The likelihood these results are valid, reproducible, and have a clinically meaningful effect size is nearly zero – but that certainly won’t stop them from throwing good money after bad.

“Safety and efficacy of multipotent adult progenitor cells in acute ischaemic stroke (MASTERS): a randomised, double-blind, placebo-controlled, phase 2 trial”

D-Dimer, It’s Not Just a Cut-Off

It’s certainly simpler to have a world where everything is black or white, right or wrong, positive or negative. Once upon a time, positive cardiac biomarkers meant acute coronary syndrome – now we have more information and shades of grey in between. The D-dimer, bless its heart, is probably like that, too.
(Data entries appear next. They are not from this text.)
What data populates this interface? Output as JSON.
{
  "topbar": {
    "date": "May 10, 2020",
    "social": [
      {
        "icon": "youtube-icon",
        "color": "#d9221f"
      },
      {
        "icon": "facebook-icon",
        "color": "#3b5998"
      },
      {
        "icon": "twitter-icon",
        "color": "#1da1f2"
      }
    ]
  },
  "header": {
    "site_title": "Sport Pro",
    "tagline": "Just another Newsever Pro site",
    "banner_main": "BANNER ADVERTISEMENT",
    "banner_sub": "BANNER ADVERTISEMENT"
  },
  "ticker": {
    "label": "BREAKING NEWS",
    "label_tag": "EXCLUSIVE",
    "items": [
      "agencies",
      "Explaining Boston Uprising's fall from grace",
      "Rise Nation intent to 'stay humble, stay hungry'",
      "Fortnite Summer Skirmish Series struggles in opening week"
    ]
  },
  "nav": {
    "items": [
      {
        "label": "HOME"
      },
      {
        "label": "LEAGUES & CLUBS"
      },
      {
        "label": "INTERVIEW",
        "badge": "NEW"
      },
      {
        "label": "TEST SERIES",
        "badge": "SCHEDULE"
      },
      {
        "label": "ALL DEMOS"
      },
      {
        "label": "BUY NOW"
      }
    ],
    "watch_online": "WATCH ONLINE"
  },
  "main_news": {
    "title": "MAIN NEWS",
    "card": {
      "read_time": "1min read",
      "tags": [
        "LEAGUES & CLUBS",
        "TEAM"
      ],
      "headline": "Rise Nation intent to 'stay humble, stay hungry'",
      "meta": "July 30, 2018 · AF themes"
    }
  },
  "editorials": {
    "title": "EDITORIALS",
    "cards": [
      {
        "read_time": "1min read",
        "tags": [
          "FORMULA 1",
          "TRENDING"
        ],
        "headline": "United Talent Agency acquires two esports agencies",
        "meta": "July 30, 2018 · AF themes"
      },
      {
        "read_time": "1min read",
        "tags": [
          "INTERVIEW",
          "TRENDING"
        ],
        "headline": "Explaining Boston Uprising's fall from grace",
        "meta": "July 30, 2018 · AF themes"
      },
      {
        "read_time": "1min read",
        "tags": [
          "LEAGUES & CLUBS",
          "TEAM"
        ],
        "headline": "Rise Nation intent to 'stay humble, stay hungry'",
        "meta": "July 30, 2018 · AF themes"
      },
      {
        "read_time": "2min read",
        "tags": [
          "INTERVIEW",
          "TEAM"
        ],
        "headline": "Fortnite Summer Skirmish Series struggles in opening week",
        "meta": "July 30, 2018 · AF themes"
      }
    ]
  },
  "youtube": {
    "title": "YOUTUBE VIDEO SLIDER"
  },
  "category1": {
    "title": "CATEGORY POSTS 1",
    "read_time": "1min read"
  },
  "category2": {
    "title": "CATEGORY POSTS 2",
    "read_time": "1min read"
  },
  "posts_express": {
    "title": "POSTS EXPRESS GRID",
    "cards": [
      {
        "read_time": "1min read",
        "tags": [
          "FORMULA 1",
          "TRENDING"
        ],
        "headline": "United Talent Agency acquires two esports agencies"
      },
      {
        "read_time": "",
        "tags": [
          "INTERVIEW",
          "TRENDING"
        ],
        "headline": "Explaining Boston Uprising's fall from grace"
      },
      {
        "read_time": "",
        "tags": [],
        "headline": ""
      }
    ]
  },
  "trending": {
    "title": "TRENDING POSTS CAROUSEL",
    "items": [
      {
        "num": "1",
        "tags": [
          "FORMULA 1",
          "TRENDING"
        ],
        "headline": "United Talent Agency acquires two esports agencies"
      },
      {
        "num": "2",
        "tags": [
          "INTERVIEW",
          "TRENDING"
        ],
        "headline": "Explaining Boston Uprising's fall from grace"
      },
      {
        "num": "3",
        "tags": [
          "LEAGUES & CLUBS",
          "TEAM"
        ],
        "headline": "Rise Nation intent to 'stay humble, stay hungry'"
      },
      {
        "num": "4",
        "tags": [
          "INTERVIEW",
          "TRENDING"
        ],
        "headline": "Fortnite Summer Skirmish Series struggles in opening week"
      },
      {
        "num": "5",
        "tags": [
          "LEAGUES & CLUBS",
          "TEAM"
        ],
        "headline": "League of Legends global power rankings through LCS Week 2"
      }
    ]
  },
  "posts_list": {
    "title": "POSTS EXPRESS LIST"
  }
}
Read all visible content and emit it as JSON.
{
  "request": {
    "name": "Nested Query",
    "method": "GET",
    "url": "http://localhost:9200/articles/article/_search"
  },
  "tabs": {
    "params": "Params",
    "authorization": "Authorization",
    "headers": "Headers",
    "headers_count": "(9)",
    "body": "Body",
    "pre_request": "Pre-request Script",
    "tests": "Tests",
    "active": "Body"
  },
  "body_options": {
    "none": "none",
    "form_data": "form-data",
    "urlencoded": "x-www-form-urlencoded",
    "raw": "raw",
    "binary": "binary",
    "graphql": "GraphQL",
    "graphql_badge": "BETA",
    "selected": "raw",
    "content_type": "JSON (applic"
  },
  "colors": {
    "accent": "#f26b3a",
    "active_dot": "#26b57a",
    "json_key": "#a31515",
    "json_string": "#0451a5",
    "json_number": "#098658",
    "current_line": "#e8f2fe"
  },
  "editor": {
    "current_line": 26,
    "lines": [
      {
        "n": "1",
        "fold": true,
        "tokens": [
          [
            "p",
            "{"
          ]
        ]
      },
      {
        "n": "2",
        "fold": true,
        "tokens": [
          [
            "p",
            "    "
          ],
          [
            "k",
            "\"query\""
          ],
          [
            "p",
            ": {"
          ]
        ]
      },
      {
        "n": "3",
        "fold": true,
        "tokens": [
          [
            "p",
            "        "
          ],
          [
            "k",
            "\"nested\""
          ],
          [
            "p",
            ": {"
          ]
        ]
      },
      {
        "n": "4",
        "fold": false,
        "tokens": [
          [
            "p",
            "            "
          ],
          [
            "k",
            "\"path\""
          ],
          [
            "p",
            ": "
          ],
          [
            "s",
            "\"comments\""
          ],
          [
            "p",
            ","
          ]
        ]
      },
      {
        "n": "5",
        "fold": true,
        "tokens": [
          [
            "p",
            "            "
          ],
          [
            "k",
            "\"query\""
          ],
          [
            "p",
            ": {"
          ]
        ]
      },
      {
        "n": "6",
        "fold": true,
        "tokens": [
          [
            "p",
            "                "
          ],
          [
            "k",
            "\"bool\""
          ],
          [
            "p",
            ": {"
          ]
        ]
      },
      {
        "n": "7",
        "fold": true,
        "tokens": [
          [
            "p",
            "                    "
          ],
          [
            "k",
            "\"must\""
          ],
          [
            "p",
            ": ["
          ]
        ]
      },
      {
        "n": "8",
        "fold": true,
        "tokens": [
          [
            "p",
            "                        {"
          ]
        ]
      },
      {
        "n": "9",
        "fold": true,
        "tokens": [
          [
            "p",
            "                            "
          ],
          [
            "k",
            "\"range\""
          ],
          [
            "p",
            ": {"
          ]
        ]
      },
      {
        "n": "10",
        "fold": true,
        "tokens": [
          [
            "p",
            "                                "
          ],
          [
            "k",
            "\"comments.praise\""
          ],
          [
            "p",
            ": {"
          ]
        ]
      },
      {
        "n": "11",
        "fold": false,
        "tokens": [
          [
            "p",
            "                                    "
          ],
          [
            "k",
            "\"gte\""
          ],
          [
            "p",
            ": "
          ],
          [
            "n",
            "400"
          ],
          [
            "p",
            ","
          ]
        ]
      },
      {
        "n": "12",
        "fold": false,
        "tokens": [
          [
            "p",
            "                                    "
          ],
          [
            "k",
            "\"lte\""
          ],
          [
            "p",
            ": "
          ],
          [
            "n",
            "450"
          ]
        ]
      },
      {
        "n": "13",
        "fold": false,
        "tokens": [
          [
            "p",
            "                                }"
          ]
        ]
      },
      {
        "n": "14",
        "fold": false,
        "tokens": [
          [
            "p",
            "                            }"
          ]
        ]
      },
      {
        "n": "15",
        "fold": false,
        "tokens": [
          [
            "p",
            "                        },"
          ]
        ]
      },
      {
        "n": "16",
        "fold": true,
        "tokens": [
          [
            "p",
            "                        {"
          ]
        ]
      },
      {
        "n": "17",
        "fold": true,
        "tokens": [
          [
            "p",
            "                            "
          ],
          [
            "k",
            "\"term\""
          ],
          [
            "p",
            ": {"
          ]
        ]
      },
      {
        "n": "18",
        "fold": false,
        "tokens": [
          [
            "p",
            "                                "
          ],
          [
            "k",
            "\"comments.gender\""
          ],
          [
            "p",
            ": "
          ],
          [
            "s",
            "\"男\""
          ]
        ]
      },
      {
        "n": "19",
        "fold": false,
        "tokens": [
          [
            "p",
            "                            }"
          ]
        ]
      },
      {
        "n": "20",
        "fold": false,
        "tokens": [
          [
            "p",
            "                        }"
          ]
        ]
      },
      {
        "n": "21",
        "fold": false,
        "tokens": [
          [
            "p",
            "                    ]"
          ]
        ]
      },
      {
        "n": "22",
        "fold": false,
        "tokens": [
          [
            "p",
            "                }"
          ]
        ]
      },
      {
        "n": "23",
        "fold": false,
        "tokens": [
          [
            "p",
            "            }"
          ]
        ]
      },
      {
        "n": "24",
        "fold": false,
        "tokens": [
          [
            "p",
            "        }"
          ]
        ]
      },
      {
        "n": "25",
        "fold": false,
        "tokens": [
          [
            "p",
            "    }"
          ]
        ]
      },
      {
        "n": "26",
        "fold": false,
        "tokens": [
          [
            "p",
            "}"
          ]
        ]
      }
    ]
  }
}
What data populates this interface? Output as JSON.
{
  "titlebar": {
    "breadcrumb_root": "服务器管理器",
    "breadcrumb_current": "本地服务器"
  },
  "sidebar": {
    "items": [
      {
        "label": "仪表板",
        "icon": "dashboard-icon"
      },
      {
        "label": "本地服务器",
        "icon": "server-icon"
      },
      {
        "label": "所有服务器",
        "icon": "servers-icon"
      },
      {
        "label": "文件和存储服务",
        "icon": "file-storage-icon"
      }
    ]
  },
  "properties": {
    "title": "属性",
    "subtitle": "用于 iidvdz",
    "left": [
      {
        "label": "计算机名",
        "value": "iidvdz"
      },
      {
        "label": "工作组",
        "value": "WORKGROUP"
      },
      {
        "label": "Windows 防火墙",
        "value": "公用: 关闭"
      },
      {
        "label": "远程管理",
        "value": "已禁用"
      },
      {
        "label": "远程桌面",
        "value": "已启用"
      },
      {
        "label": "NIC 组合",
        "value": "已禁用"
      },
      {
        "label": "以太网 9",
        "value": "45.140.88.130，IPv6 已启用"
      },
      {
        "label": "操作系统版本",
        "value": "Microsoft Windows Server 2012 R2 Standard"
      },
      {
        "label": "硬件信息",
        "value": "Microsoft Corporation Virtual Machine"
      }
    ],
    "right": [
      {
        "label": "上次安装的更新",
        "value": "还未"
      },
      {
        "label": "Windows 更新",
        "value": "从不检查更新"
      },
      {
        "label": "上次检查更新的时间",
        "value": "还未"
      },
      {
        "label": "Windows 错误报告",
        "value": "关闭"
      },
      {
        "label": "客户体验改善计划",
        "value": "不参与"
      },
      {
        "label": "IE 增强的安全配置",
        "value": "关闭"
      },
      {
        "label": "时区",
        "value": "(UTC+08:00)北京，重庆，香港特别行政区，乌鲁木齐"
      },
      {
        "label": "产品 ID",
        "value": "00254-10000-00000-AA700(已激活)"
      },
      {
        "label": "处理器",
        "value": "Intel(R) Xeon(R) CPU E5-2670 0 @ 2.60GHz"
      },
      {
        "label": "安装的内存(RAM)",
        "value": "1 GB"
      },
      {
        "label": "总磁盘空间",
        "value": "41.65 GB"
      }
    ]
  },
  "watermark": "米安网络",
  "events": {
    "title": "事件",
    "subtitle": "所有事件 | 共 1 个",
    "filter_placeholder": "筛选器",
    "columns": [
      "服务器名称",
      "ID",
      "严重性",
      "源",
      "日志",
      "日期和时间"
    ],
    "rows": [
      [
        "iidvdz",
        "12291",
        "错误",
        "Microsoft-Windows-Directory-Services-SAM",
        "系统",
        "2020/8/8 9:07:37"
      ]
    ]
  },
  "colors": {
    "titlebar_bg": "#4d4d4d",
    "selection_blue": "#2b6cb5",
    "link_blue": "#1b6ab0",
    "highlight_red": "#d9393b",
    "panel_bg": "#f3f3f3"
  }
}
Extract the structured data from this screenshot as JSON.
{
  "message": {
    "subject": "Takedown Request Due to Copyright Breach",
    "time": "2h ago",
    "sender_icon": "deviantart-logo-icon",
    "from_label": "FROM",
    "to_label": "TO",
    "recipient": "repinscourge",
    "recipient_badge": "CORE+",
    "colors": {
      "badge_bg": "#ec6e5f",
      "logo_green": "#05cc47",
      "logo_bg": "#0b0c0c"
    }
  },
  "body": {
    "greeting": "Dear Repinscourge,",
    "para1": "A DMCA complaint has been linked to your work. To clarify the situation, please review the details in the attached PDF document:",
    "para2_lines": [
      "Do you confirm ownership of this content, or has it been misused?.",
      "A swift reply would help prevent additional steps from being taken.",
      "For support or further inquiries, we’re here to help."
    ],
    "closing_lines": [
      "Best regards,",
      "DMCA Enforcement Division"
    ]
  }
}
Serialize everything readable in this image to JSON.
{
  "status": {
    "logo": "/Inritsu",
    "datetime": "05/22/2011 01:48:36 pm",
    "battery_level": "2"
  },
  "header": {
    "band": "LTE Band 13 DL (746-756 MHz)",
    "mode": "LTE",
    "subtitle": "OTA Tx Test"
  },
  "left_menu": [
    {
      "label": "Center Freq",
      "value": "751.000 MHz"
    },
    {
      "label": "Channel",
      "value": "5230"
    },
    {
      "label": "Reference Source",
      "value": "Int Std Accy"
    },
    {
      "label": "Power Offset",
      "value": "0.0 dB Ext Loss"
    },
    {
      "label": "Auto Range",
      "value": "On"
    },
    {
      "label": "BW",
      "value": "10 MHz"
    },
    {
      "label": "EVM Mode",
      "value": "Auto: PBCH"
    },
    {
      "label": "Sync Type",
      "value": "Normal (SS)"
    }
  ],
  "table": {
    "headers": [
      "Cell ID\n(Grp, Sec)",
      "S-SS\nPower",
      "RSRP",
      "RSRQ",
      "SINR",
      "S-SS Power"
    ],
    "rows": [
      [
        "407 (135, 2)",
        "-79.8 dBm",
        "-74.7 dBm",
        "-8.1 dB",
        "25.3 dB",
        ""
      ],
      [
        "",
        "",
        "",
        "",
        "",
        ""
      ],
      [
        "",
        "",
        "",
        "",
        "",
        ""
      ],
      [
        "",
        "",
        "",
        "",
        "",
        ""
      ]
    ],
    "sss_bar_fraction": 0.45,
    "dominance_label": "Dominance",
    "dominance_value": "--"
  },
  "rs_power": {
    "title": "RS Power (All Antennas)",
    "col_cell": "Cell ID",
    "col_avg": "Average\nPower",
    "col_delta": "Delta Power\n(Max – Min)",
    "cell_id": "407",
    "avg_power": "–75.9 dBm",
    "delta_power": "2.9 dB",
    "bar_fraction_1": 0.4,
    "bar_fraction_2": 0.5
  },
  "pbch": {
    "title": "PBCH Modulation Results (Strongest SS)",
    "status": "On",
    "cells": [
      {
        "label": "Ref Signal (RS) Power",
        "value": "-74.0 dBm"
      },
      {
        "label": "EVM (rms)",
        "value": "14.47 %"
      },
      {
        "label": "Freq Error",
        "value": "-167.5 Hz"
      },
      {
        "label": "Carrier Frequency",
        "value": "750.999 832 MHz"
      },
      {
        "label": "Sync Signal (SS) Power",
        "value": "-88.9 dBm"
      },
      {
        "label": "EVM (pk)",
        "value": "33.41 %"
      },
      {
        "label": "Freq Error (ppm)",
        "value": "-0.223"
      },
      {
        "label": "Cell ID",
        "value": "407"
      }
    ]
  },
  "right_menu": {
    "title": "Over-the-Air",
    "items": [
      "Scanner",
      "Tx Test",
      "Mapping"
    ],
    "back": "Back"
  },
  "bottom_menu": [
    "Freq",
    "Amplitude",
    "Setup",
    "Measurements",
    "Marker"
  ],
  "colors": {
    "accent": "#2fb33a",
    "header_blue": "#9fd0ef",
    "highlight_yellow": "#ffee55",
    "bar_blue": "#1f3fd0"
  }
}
This is a simple study that pooled patients from five pulmonary embolism studies to evaluate the diagnostic performance characteristics of the D-dimer assay. Conventional usage is simply to deploy the test as a dichotomous rule-out – a value below our set sensitivity threshold obviates further testing, while above consigns us to the bitter radiologic conclusion. These authors, perhaps anticipating a more sophisticated diagnostic strategy, go about trying to calculate interval likelihood ratios for the test.

Using over 6,000 patients as their substrate for analysis, these authors determine the various likelihood ratios for D-dimer levels between 250 ng/mL and greater than 5,000 ng/mL, and identify intervals of gradually increasing width, starting at 250 and building up to 2,500. Based on logistic regression modeling, the fitted and approximate iLR range from 0.0625 for those with D-dimer less 250 ng/mL and increasing to 8 for levels greater than 5,000. Interestingly, a D-dimer between 1,000 and 1,499 had an iLR of roughly 1 – meaning those values basically have no effect on the post-test likelihood of PE.

The general implication of these data would be to inform more precise accounting of the risk for PE involving the decision to proceed to CTPA. That said, with our generally inexact tools for otherwise estimating pretest likelihood of disease (Wells, Geneva, gestalt), these data are probably not quite ready for clinical use. I expect further research to develop more sophisticated individual risk prediction models, for which these likelihood ratios may be of value.

“D-Dimer Interval Likelihood Ratios for Pulmonary Embolism”